Duus Museum is the Art and Cultural Center of Reykjanesbær where you can experience diverse exhibitions and cultural activities all year round. The museum houses exhibition halls for the Art Museum of Reykjanesbær and Heritage Museum of Reykjanesbær which offer new and exciting exhibitions throughout the year. The Reykjanes Maritime Center displays a collection of over 100 model boats built by the skipper Grímur Karlsson. A Tourist Information and Reykjanes Geopark Visitor Center are also located in the museum. We are open every day from 12:00 – 17:00.  
Aurora Basecamp
Aurora Basecamp is a one-of-a-kind facility, offering guests the chance to experience a real-time, indoor simulation of the Northern Lights, in a warm and relaxing environment. From there, our expert guides lead you out into the Icelandic night, and if the conditions are right you’ll get breathtaking views and photos of the real thing! Located just 20 minutes from Reykjavik, Aurora Basecamp provides a comfortable and inviting setting for the perfect Northern Lights experience.
Southwest Iceland Nature Research Centre
Southwest Iceland Nature Research Centre is a regional institute of natural research and is based in Sandgerði. It was established in the year 2000 and is one of eight regional Nature Centres in Iceland. The institutes main focus is on ecology of marine invertebrates, exotic species in Icelandic waters, avian studies, and shoreline monitoring. The centre is also involved in various teaching programs for all educational levels.

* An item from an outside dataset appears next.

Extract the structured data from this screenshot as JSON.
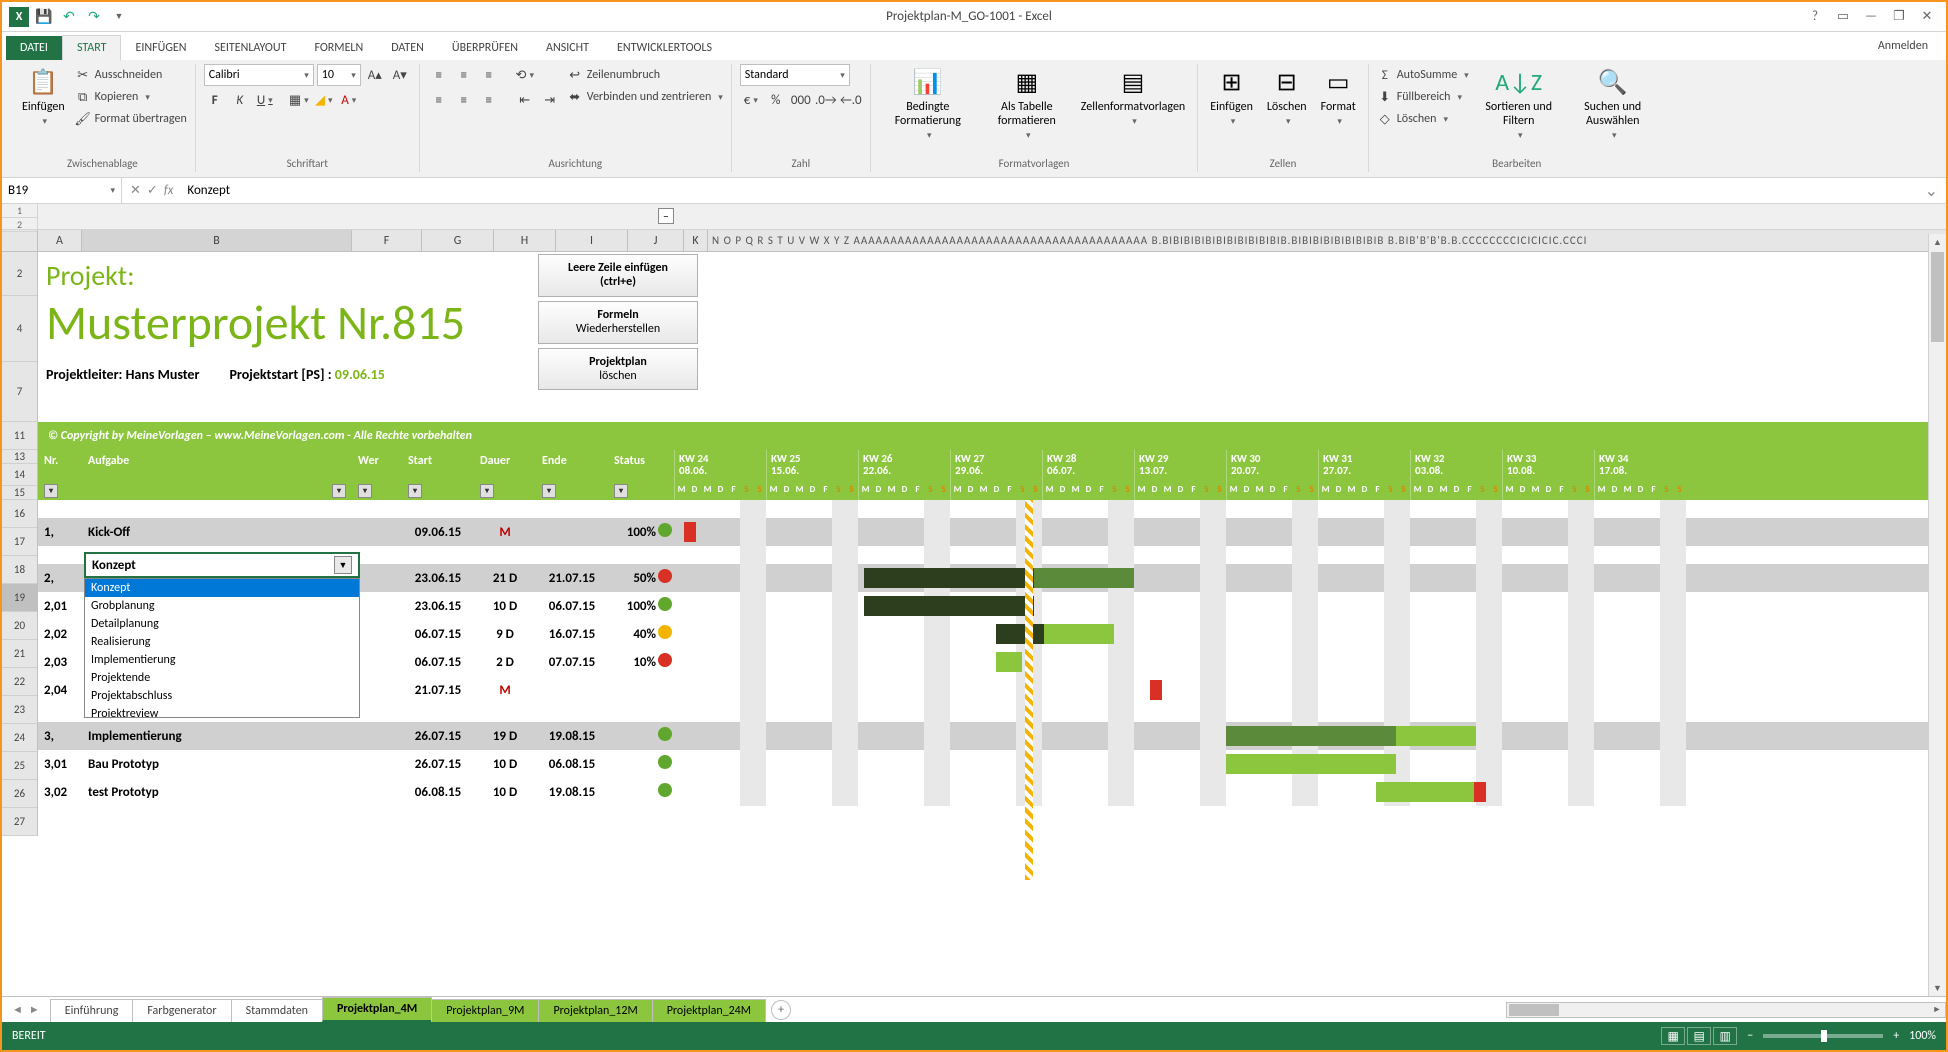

Southwest Iceland Nature Research Centre shares research facilities and housing with The Sudurnes Science and Learning Center and The University of Iceland‘s Research Centre in Sudurnes and are many of the researches done in collaboration between the institutes.